While presenting their respective case studies—Greene discussed testing high-value medical products, while Grucela explored validating numerous shipping configurations—both agreed that a common challenge is identifying and building a solid rationale that includes either additional testing, leveraging existing data, or presenting a compelling engineering justification for examination of the worst-case scenarios.
“Start with your documented risk assessments, activities such as an FMEA [failure modes and effects analysis],” advised Greene. "A risk-based approach is always the right path."

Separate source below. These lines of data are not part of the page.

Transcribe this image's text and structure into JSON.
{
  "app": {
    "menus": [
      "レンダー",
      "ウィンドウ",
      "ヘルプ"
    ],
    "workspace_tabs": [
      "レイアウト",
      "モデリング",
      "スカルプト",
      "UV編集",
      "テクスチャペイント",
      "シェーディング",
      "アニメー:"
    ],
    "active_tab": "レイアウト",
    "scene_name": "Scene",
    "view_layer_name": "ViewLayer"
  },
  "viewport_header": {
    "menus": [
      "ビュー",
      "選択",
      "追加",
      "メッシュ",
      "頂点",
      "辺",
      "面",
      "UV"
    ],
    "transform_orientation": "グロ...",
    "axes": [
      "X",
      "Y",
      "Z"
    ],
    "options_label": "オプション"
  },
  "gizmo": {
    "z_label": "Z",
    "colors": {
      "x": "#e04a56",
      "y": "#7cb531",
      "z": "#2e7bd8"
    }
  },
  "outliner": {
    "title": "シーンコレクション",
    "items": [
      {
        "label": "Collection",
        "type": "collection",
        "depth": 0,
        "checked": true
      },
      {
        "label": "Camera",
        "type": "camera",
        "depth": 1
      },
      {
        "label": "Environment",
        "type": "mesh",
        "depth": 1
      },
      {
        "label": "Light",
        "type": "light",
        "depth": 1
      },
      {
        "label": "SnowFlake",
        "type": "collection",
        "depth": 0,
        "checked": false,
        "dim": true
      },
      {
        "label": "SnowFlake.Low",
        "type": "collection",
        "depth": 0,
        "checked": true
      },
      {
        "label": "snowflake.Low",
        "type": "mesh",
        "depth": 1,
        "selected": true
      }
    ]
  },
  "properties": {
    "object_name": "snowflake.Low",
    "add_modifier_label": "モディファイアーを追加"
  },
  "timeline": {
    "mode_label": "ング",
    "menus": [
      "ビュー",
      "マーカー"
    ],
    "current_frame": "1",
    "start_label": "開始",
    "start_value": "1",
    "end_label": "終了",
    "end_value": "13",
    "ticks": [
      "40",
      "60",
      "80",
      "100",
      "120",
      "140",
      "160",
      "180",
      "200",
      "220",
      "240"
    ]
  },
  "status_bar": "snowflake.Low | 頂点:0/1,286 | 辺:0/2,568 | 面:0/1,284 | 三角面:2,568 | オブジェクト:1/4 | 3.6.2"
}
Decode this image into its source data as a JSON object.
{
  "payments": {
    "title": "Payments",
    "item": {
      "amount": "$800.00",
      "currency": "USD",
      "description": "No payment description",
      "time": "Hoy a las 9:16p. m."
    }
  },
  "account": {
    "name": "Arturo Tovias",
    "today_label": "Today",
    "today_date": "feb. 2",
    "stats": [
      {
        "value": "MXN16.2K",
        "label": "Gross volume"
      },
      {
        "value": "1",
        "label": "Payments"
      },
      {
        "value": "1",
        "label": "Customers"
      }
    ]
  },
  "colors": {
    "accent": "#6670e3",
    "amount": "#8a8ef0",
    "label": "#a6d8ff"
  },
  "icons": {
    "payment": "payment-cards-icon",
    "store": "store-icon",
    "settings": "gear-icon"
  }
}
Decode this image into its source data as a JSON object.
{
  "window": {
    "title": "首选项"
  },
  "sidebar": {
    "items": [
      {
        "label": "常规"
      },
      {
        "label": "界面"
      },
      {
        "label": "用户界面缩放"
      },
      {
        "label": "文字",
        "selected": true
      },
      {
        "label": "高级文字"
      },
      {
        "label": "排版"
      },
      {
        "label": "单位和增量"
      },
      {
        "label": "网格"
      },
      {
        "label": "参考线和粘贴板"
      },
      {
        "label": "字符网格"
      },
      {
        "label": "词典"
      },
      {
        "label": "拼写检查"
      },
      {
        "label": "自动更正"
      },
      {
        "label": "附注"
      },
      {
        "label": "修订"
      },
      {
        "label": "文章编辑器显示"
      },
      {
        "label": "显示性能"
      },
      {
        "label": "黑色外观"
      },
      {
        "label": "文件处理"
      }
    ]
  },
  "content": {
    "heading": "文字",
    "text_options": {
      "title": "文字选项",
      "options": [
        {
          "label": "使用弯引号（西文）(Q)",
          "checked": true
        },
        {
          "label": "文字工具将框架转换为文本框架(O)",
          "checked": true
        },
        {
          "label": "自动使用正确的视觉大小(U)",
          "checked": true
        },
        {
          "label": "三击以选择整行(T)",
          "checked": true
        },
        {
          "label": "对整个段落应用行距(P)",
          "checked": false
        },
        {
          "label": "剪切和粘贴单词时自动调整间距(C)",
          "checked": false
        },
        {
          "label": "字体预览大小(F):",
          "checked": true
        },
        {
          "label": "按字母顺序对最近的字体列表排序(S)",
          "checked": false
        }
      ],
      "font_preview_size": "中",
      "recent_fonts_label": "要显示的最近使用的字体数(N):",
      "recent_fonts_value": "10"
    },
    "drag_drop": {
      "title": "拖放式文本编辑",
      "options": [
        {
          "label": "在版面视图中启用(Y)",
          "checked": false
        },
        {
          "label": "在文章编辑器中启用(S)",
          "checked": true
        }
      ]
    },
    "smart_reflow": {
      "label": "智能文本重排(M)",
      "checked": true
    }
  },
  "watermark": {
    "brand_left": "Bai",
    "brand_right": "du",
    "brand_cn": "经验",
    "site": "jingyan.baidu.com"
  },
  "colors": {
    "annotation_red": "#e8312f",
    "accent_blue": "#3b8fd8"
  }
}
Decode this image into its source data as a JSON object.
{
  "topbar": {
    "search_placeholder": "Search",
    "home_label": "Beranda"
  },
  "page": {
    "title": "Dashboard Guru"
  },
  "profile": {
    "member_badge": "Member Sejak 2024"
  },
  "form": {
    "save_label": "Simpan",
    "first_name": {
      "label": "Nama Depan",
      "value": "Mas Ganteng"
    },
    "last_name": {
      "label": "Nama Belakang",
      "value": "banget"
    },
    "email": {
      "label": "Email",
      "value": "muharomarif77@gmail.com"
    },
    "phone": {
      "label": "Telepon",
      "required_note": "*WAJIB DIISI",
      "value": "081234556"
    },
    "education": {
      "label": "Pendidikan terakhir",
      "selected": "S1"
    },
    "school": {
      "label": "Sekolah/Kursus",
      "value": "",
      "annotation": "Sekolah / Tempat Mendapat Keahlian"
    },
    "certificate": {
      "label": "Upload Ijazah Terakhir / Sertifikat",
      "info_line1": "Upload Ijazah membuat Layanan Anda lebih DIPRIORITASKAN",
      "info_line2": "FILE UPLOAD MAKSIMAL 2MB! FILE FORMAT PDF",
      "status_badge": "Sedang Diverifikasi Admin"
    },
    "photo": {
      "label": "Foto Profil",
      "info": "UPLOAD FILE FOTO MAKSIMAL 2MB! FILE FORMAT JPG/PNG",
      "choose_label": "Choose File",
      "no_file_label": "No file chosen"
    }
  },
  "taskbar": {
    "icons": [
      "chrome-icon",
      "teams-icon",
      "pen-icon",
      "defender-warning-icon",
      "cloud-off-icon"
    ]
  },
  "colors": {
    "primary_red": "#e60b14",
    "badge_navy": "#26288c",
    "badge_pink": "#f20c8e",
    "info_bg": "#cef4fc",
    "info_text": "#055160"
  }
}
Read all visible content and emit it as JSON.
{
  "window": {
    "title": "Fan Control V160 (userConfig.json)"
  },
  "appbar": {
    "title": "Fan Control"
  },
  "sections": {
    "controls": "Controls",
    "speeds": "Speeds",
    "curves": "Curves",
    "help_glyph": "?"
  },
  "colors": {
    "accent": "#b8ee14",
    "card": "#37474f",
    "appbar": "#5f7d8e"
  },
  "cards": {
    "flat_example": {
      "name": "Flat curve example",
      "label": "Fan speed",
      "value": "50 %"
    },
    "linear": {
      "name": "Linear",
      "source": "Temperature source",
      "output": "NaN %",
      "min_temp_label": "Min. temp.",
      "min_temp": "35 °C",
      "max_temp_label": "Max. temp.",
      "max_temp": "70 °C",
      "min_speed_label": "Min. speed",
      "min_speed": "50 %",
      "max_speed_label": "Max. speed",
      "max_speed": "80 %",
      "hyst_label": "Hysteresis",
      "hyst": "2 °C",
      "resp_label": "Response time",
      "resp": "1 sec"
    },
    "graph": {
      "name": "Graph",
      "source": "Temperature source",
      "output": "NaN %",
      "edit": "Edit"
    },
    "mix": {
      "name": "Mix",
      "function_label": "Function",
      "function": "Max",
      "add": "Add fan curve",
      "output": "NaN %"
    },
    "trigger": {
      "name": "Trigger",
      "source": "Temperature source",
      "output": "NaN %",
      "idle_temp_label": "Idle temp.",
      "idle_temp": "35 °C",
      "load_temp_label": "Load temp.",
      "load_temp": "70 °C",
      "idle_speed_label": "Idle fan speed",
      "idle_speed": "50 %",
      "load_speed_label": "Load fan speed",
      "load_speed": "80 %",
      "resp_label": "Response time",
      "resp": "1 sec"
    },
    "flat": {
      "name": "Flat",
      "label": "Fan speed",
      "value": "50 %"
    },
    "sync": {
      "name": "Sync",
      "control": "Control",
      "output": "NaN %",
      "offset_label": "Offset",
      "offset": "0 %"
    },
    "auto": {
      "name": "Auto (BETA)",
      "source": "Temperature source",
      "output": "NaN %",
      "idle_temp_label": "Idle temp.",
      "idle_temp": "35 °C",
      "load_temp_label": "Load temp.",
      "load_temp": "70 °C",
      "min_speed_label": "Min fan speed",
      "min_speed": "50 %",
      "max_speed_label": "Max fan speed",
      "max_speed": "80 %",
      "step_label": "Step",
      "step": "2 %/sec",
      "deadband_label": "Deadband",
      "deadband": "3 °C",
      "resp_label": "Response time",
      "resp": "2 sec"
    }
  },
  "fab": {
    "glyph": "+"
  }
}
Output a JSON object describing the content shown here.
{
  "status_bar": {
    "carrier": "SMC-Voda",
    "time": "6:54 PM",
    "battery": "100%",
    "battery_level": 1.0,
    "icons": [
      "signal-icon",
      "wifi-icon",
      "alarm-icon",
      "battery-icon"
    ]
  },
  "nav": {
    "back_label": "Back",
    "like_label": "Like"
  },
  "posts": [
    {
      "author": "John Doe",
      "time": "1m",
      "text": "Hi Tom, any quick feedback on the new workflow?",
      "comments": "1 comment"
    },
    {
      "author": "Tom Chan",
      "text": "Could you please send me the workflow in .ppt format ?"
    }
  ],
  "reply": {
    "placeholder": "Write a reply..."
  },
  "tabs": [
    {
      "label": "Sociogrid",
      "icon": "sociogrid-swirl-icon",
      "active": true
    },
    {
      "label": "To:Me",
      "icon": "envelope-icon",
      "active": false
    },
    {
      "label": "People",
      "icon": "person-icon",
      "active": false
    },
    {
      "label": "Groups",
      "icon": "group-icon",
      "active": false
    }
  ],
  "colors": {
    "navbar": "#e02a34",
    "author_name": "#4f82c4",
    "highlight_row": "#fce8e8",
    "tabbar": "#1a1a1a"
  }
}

“Look for the highest levels of severity, such as what transportation modes are likely to incite failures,” added Grucela. “You should be doing feasibility testing.” Before the event, she had expanded upon this point when speaking with PMP: “If you do the thinking early and review all possible use cases, you can be strategic and have confidence in your processes. And if you don’t have confidence in or knowledge about the outcome, do feasibility studies. Employ the good old scientific method: develop a hypothesis and test it.”
Such activities give packaging engineers a better understanding of their product’s risk profile. “You’re the company’s subject matter expert, and your documented rationale should convey that depth of subject matter knowledge,” Greene told the MD&M audience.
With risk assessments in hand, you can then list all packaging packaging options in a matrix and organize and bracket them for packaging (sterile barrier) and device/product sensitivities, Greene said. "Include photos and explanations of their categorization. You can create a matrix or spreadsheet and identify failure categories,” she said.
Once you’ve decided your validation approach and move forward, you’ve then got to document your testing rationale. But where does this rationale live? There’s no single, official location, say Greene and Grucela, but options include the packaging protocol, a technical memo, a stand-alone report, a revision controlled document, and the Design History File, they say.
"If there is required action or follow on activities, ensure that data and summary are linked back to the original rationale. An astute audience member made an excellent reference to application of ISO 14971, Risk Management for Medical Devices, an international standard that specifies a process for a manufacturer to identify the hazards associated with medical devices, including in vitro diagnostic (IVD) medical devices, to estimate and evaluate the associated risks, to control these risks, and to monitor the effectiveness of the controls," she later told PMP.
In the end, the important thing, says Grucela, is that you “think carefully through every step your package and label will take in both internal and external handling, write down your testing and validation rationale, and publish it within your company,” she said. “Reference white papers, articles, FDA guidances, anything that supports your decision-making. You are the subject matter expert, as Karen said.”
The Center Stage panel discussion was moderated by Daphne Allen, Executive Editor, Pharmaceutical & Medical Packaging News, Packaging Digest, and Qmed.
For more perspectives on medical device development, plan to attend the conference at Advanced Design & Manufacturing Cleveland March 29-30, 2017. You'll learn about the journey from product conceptualization to market entry as well as the emerging technologies that are changing the future of the healthcare landscape.